- Working data -
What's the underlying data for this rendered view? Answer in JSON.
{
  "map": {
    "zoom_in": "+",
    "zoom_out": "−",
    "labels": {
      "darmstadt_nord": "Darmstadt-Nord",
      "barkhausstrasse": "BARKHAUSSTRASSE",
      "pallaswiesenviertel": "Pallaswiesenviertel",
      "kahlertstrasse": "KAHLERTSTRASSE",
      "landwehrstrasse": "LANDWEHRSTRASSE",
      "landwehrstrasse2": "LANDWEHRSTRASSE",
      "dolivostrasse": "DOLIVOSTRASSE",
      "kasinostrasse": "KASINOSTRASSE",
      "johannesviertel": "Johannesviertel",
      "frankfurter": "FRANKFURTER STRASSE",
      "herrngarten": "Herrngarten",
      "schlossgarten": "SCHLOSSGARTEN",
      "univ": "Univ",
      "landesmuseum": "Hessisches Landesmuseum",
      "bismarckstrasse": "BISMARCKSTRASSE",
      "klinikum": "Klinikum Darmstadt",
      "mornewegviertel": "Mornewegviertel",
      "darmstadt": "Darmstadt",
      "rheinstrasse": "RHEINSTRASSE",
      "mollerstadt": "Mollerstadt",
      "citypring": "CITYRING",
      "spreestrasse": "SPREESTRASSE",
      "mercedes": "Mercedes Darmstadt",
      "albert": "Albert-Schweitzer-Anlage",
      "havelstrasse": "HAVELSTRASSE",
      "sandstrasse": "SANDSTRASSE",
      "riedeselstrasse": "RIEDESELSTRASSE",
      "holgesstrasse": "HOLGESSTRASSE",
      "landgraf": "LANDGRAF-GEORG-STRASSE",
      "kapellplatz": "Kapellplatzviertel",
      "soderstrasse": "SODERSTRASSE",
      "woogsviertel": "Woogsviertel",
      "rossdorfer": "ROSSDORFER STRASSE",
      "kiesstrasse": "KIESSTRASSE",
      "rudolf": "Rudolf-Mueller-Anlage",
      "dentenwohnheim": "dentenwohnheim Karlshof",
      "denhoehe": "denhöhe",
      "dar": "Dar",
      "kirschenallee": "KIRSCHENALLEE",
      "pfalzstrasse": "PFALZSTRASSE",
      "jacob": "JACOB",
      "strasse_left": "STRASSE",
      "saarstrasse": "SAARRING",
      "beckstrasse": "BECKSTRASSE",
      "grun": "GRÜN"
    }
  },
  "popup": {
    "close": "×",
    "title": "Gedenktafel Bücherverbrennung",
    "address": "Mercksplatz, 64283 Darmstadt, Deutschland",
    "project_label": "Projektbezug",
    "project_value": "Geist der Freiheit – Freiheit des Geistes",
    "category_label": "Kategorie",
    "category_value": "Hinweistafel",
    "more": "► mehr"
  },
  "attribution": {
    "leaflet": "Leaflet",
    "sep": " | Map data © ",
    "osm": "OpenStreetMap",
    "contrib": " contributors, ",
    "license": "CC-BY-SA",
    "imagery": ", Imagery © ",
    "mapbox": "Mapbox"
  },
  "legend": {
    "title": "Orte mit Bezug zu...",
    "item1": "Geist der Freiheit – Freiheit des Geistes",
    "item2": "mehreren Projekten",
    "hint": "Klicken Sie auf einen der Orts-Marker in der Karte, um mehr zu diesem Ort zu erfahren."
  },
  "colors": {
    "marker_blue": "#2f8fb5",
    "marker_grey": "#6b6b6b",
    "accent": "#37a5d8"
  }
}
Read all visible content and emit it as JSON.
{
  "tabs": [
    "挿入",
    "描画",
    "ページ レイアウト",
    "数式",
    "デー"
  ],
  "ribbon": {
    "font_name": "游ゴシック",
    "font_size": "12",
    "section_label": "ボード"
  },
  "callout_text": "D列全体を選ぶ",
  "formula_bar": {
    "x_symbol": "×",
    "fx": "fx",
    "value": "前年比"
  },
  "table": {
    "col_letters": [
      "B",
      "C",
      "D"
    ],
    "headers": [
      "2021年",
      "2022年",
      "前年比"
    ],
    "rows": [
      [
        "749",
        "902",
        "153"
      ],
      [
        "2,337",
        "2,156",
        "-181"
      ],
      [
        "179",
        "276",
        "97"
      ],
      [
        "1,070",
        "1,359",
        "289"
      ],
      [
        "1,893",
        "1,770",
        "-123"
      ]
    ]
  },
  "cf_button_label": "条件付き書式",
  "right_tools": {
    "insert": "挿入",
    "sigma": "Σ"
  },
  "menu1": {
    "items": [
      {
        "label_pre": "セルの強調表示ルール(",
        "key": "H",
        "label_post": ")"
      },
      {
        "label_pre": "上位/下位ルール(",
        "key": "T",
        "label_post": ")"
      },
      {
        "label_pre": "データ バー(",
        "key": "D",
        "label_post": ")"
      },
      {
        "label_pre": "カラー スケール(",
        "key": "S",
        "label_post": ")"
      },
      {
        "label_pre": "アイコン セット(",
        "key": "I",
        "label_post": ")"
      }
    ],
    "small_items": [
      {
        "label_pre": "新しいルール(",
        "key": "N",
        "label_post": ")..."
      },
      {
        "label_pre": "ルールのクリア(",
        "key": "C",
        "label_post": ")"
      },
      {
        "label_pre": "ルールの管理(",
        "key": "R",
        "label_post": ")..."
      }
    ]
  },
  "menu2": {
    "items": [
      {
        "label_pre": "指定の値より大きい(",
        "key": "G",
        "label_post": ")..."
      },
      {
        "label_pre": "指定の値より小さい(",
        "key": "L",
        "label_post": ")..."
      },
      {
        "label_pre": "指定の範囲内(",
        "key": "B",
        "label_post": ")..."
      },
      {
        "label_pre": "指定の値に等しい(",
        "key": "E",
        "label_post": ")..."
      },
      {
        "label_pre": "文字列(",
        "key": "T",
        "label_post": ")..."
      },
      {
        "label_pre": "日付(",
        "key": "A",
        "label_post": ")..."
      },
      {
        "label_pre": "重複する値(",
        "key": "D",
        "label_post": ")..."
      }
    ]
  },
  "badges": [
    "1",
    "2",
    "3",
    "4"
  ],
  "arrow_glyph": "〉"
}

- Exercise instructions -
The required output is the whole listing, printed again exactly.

- The completed task -
What's the underlying data for this rendered view? Answer in JSON.
{
  "map": {
    "zoom_in": "+",
    "zoom_out": "−",
    "labels": {
      "darmstadt_nord": "Darmstadt-Nord",
      "barkhausstrasse": "BARKHAUSSTRASSE",
      "pallaswiesenviertel": "Pallaswiesenviertel",
      "kahlertstrasse": "KAHLERTSTRASSE",
      "landwehrstrasse": "LANDWEHRSTRASSE",
      "landwehrstrasse2": "LANDWEHRSTRASSE",
      "dolivostrasse": "DOLIVOSTRASSE",
      "kasinostrasse": "KASINOSTRASSE",
      "johannesviertel": "Johannesviertel",
      "frankfurter": "FRANKFURTER STRASSE",
      "herrngarten": "Herrngarten",
      "schlossgarten": "SCHLOSSGARTEN",
      "univ": "Univ",
      "landesmuseum": "Hessisches Landesmuseum",
      "bismarckstrasse": "BISMARCKSTRASSE",
      "klinikum": "Klinikum Darmstadt",
      "mornewegviertel": "Mornewegviertel",
      "darmstadt": "Darmstadt",
      "rheinstrasse": "RHEINSTRASSE",
      "mollerstadt": "Mollerstadt",
      "citypring": "CITYRING",
      "spreestrasse": "SPREESTRASSE",
      "mercedes": "Mercedes Darmstadt",
      "albert": "Albert-Schweitzer-Anlage",
      "havelstrasse": "HAVELSTRASSE",
      "sandstrasse": "SANDSTRASSE",
      "riedeselstrasse": "RIEDESELSTRASSE",
      "holgesstrasse": "HOLGESSTRASSE",
      "landgraf": "LANDGRAF-GEORG-STRASSE",
      "kapellplatz": "Kapellplatzviertel",
      "soderstrasse": "SODERSTRASSE",
      "woogsviertel": "Woogsviertel",
      "rossdorfer": "ROSSDORFER STRASSE",
      "kiesstrasse": "KIESSTRASSE",
      "rudolf": "Rudolf-Mueller-Anlage",
      "dentenwohnheim": "dentenwohnheim Karlshof",
      "denhoehe": "denhöhe",
      "dar": "Dar",
      "kirschenallee": "KIRSCHENALLEE",
      "pfalzstrasse": "PFALZSTRASSE",
      "jacob": "JACOB",
      "strasse_left": "STRASSE",
      "saarstrasse": "SAARRING",
      "beckstrasse": "BECKSTRASSE",
      "grun": "GRÜN"
    }
  },
  "popup": {
    "close": "×",
    "title": "Gedenktafel Bücherverbrennung",
    "address": "Mercksplatz, 64283 Darmstadt, Deutschland",
    "project_label": "Projektbezug",
    "project_value": "Geist der Freiheit – Freiheit des Geistes",
    "category_label": "Kategorie",
    "category_value": "Hinweistafel",
    "more": "► mehr"
  },
  "attribution": {
    "leaflet": "Leaflet",
    "sep": " | Map data © ",
    "osm": "OpenStreetMap",
    "contrib": " contributors, ",
    "license": "CC-BY-SA",
    "imagery": ", Imagery © ",
    "mapbox": "Mapbox"
  },
  "legend": {
    "title": "Orte mit Bezug zu...",
    "item1": "Geist der Freiheit – Freiheit des Geistes",
    "item2": "mehreren Projekten",
    "hint": "Klicken Sie auf einen der Orts-Marker in der Karte, um mehr zu diesem Ort zu erfahren."
  },
  "colors": {
    "marker_blue": "#2f8fb5",
    "marker_grey": "#6b6b6b",
    "accent": "#37a5d8"
  }
}
Read all visible content and emit it as JSON.
{
  "tabs": [
    "挿入",
    "描画",
    "ページ レイアウト",
    "数式",
    "デー"
  ],
  "ribbon": {
    "font_name": "游ゴシック",
    "font_size": "12",
    "section_label": "ボード"
  },
  "callout_text": "D列全体を選ぶ",
  "formula_bar": {
    "x_symbol": "×",
    "fx": "fx",
    "value": "前年比"
  },
  "table": {
    "col_letters": [
      "B",
      "C",
      "D"
    ],
    "headers": [
      "2021年",
      "2022年",
      "前年比"
    ],
    "rows": [
      [
        "749",
        "902",
        "153"
      ],
      [
        "2,337",
        "2,156",
        "-181"
      ],
      [
        "179",
        "276",
        "97"
      ],
      [
        "1,070",
        "1,359",
        "289"
      ],
      [
        "1,893",
        "1,770",
        "-123"
      ]
    ]
  },
  "cf_button_label": "条件付き書式",
  "right_tools": {
    "insert": "挿入",
    "sigma": "Σ"
  },
  "menu1": {
    "items": [
      {
        "label_pre": "セルの強調表示ルール(",
        "key": "H",
        "label_post": ")"
      },
      {
        "label_pre": "上位/下位ルール(",
        "key": "T",
        "label_post": ")"
      },
      {
        "label_pre": "データ バー(",
        "key": "D",
        "label_post": ")"
      },
      {
        "label_pre": "カラー スケール(",
        "key": "S",
        "label_post": ")"
      },
      {
        "label_pre": "アイコン セット(",
        "key": "I",
        "label_post": ")"
      }
    ],
    "small_items": [
      {
        "label_pre": "新しいルール(",
        "key": "N",
        "label_post": ")..."
      },
      {
        "label_pre": "ルールのクリア(",
        "key": "C",
        "label_post": ")"
      },
      {
        "label_pre": "ルールの管理(",
        "key": "R",
        "label_post": ")..."
      }
    ]
  },
  "menu2": {
    "items": [
      {
        "label_pre": "指定の値より大きい(",
        "key": "G",
        "label_post": ")..."
      },
      {
        "label_pre": "指定の値より小さい(",
        "key": "L",
        "label_post": ")..."
      },
      {
        "label_pre": "指定の範囲内(",
        "key": "B",
        "label_post": ")..."
      },
      {
        "label_pre": "指定の値に等しい(",
        "key": "E",
        "label_post": ")..."
      },
      {
        "label_pre": "文字列(",
        "key": "T",
        "label_post": ")..."
      },
      {
        "label_pre": "日付(",
        "key": "A",
        "label_post": ")..."
      },
      {
        "label_pre": "重複する値(",
        "key": "D",
        "label_post": ")..."
      }
    ]
  },
  "badges": [
    "1",
    "2",
    "3",
    "4"
  ],
  "arrow_glyph": "〉"
}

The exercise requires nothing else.